The Stallone Ranger
As always I will lay my cards on the table and say that I have always been a fan of Sylvester Stallone and whilst he has appeared in some turkeys is a much greater actor than many give him credit for. So "Cop Land" interested me because this was a movie which offered Stallone the opportunity to not only show that he is more than just an action hero but also put him alongside acting heavy weights such as Robert De Niro, Harvey Keitel and Ray Liotta. Stallone accounts for himself well but is out shone but the other actors yet that is not the trouble with "Cop Land", nope "Cop Land" suffers from either being too ambitious but without the scenes to do it justice or a movie which has been killed on the cutting room floor.
The small town of Garrison, New Jersey is watched over by Sheriff Freddy Heflin (Sylvester Stallone - Daylight), an over weight cop who's had sum bum deals which quashed his ambitions of being a New York cop like most of the residents of Garrison. One of those people is Uncle Ray (Harvey Keitel - Rising Sun), a dirty cop with mob connections and who Internal Affairs officer Moe Tilden (Robert De Niro - Marvin's Room) would love to bring down but can't with out any solid evidence. When rookie cop Murray Babitch (Michael Rapaport) shoots two coloured men when he mistakes them point a wheel lock at them for a gun it is Uncle Ray and his cronies who come to his aid making it appear that he jumped off a bridge when in truth they have smuggled him back to Garrison. When Freddy spots Murray in Ray's car after seeing the news report of his death he finds himself drawn into the case and Tilden's attempts to bring down the dirty cop.
Now from a storyline point of view "Cop Land" explores familiar territory with not only a storyline which feels like an update on an old western theme but one which deals with dirty cops. It means that whilst we are served up an elaborate storyline surrounding a dirty cop as well as a variety of character building sub plots it is pretty clear that eventually Sheriff Heflin is going to end up making a stand against those he has turned a blind eye to for a long time. The trouble is that whilst we have story elements such as Freddy's fondness for Liz who he rescued when he was a teenager there is not enough of it too really connect in with the main story. It ends up giving "Cop Land" an almost disjointed feeling and I wonder whether writer and director James Mangold was forced to cut out elements in order to keep it down to a reasonable length or within budget.

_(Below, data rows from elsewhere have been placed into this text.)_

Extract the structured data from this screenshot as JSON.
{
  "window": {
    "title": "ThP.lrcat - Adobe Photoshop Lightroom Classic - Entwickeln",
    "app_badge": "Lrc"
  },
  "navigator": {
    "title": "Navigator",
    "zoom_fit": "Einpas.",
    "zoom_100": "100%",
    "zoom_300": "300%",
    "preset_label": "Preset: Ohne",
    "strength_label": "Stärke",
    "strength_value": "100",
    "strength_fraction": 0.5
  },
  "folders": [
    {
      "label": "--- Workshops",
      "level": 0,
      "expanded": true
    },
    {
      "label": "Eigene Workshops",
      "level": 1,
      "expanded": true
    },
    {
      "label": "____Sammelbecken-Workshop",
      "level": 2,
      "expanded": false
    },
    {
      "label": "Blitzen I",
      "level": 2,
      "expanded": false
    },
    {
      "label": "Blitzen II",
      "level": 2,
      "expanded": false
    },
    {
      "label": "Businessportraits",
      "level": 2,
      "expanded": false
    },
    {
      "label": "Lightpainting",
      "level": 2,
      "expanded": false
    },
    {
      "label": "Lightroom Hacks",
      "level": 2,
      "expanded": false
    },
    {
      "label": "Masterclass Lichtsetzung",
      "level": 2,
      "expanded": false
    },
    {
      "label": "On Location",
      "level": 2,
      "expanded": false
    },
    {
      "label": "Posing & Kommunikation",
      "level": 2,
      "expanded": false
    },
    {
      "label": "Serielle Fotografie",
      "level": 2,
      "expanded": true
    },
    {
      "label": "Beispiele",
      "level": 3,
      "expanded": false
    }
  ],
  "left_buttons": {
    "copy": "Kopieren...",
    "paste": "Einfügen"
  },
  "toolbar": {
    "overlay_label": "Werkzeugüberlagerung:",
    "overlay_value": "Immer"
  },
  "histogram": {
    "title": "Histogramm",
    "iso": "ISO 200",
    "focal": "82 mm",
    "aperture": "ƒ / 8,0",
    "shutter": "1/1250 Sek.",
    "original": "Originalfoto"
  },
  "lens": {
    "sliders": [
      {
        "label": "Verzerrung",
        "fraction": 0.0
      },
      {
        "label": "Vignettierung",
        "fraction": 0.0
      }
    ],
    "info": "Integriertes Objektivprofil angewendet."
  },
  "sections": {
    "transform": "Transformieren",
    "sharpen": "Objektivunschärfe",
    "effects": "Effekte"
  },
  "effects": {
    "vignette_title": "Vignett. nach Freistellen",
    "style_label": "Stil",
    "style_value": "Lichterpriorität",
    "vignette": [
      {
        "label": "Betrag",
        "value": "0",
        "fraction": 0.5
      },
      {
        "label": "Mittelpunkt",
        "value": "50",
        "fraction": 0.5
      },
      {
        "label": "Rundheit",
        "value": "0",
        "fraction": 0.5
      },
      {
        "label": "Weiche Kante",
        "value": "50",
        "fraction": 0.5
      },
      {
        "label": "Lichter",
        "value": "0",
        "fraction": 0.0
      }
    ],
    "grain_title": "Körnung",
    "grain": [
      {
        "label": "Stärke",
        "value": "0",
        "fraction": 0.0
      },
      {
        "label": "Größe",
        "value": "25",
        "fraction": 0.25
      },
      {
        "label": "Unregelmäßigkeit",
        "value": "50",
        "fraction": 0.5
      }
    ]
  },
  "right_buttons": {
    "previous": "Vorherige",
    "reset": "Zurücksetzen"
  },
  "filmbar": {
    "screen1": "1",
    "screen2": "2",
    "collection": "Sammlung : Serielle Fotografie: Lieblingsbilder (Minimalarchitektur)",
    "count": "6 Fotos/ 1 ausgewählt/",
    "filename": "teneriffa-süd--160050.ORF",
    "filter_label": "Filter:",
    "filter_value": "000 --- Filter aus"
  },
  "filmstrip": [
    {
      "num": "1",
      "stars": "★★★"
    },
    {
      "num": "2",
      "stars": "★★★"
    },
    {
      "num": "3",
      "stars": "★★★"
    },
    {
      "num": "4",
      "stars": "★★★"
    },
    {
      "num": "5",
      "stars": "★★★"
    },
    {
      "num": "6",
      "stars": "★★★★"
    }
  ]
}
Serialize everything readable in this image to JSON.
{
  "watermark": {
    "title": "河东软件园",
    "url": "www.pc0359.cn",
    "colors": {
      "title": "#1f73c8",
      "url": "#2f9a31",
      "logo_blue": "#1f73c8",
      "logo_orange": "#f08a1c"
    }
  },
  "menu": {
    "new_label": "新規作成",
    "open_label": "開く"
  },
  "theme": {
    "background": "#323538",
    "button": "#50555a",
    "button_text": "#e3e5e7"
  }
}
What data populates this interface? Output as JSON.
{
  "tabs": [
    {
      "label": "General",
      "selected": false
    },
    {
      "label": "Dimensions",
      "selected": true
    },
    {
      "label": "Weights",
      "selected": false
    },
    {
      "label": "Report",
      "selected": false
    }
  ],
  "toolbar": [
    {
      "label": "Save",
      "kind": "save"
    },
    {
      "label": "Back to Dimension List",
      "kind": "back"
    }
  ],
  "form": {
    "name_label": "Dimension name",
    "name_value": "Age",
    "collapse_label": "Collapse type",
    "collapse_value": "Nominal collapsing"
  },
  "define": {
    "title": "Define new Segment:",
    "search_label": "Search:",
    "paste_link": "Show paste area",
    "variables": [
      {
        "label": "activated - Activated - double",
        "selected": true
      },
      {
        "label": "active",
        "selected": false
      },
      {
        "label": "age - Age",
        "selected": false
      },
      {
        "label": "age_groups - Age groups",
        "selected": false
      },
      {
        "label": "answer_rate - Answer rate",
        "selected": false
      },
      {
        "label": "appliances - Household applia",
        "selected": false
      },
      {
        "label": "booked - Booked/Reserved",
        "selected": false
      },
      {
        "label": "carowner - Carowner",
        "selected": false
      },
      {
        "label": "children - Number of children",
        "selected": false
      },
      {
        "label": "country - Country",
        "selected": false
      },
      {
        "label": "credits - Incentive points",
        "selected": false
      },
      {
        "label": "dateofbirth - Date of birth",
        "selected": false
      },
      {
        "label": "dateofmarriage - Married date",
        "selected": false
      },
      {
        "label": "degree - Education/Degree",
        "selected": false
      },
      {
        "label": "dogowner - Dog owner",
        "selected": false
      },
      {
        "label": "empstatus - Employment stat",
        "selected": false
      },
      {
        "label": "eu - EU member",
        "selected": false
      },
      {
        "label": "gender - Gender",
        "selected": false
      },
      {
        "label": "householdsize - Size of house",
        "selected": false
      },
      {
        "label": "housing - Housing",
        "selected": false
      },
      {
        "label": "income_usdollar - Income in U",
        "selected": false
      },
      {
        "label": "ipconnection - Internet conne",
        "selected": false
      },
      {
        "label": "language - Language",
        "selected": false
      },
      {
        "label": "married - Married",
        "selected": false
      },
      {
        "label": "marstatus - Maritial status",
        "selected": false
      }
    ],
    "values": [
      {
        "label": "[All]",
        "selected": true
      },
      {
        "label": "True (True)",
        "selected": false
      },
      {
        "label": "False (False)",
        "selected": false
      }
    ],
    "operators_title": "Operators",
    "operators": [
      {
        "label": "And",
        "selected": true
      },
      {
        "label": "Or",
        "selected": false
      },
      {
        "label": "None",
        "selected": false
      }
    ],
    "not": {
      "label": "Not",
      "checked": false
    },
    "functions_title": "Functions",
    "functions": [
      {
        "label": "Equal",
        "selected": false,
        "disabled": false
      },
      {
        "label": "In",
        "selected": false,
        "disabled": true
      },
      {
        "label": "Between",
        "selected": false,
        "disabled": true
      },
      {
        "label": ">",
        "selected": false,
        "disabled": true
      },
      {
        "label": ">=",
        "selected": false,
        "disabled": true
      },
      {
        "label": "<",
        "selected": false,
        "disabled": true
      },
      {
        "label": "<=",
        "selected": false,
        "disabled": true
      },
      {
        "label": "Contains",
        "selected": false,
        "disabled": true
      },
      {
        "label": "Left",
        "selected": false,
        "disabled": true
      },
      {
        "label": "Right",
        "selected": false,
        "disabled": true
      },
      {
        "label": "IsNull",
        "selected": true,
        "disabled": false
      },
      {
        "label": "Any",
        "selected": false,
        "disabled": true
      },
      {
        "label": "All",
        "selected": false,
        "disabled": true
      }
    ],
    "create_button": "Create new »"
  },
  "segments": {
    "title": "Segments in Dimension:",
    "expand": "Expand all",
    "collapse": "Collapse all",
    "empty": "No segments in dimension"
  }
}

There are many more elements such as former cop Gary Figgis's connection with Uncle Ray and his resentment towards him which whilst adding an interesting aspect to the movie is not done full justice to as it is not given enough time to grow. But what it does mean is that the impressive cast which fills "Cop Land" get a chance to show their skills for playing characters. From Robert De Niro and Harvey Keitel through to the likes of Michael Rapaport, Janeane Garofalo and Ray Liotta they all deliver some excellent performances even when their characters end up under serviced by scenes being cut short. But the knock on effect of this is that on one hand we have Sylvester Stallone delivering probably his best performance since the original "Rocky" movie yet ironically is out shone by the sheer acting talent alongside him.
What this all boils down to is that "Cop Land" only has one problem and I will call that too much ambition. Beyond the storyline which feels like it needed more time and scenes to do it justice everything else about "Cop Land" is good especially Sylvester Stallone who whilst out shone by some heavy weight actors reminds us what a talented actor he is.